Off The Wire
Fed's Kaplan Says He Has No Problem With Being 'Restrictive'
(Reuters) - Dallas Federal Reserve Bank President Robert Kaplan on Monday said he expects the U.S. central bank to raise interest rates three times this year and further next year to levels that could put the brakes on U.S. economic growth, but that he does not want to push short-term rates above long-term borrowing costs.

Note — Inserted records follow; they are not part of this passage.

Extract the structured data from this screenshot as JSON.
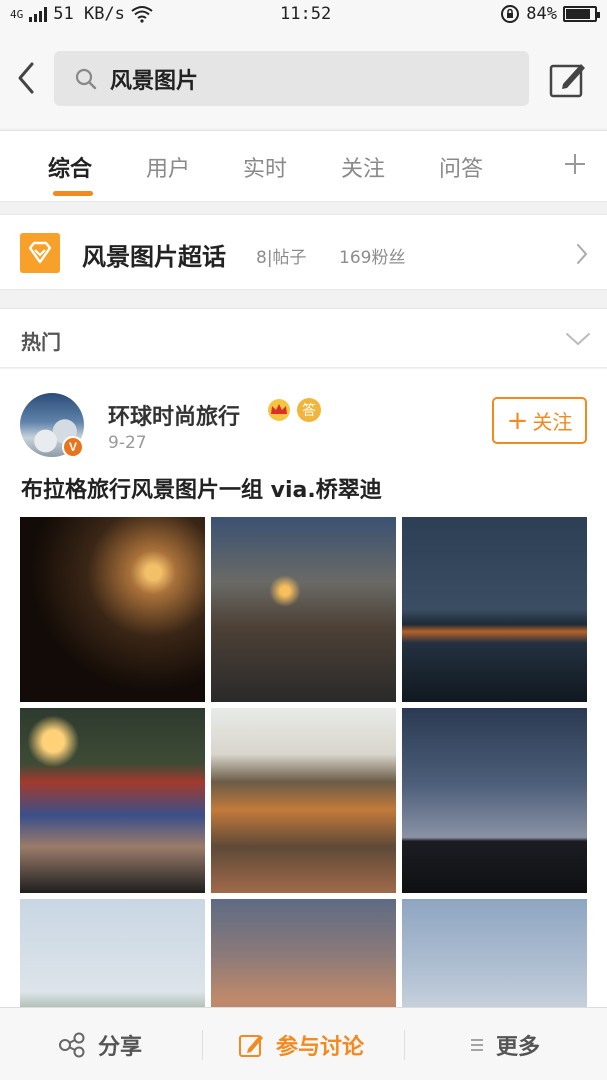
{
  "status_bar": {
    "network": "4G",
    "speed": "51 KB/s",
    "time": "11:52",
    "battery": "84%",
    "battery_level": 0.84
  },
  "header": {
    "search_query": "风景图片",
    "icons": {
      "back": "chevron-left-icon",
      "search": "search-icon",
      "edit": "edit-icon"
    }
  },
  "tabs": {
    "items": [
      {
        "label": "综合",
        "active": true
      },
      {
        "label": "用户",
        "active": false
      },
      {
        "label": "实时",
        "active": false
      },
      {
        "label": "关注",
        "active": false
      },
      {
        "label": "问答",
        "active": false
      }
    ],
    "plus_icon": "plus-icon"
  },
  "super_topic": {
    "title": "风景图片超话",
    "posts": "8|帖子",
    "fans": "169粉丝",
    "accent": "#f8a12a"
  },
  "hot": {
    "label": "热门"
  },
  "post": {
    "author": "环球时尚旅行",
    "time": "9-27",
    "verified_badge": "V",
    "medal": "答",
    "follow_label": "关注",
    "text": "布拉格旅行风景图片一组 via.桥翠迪",
    "photo_count": 9
  },
  "bottom_bar": {
    "share": "分享",
    "discuss": "参与讨论",
    "more": "更多",
    "accent": "#f28a20"
  }
}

“I don’t have a problem with being restrictive,” Kaplan said, adding that monetary policy would be restrictive if interest rates rise above the 2.5 percent or 2.75 percent that he estimates is their “neutral” level. But, he said, he would not want rate hikes to proceed so fast or far that the yield curve inverts. The yield on the 10-year Treasury, currently around 2.85 percent, rises higher, acts to “limit the pace and the slope of how fast we can raise rates.”
Reporting by Ann Saphir; Editing by Chizu Nomiyama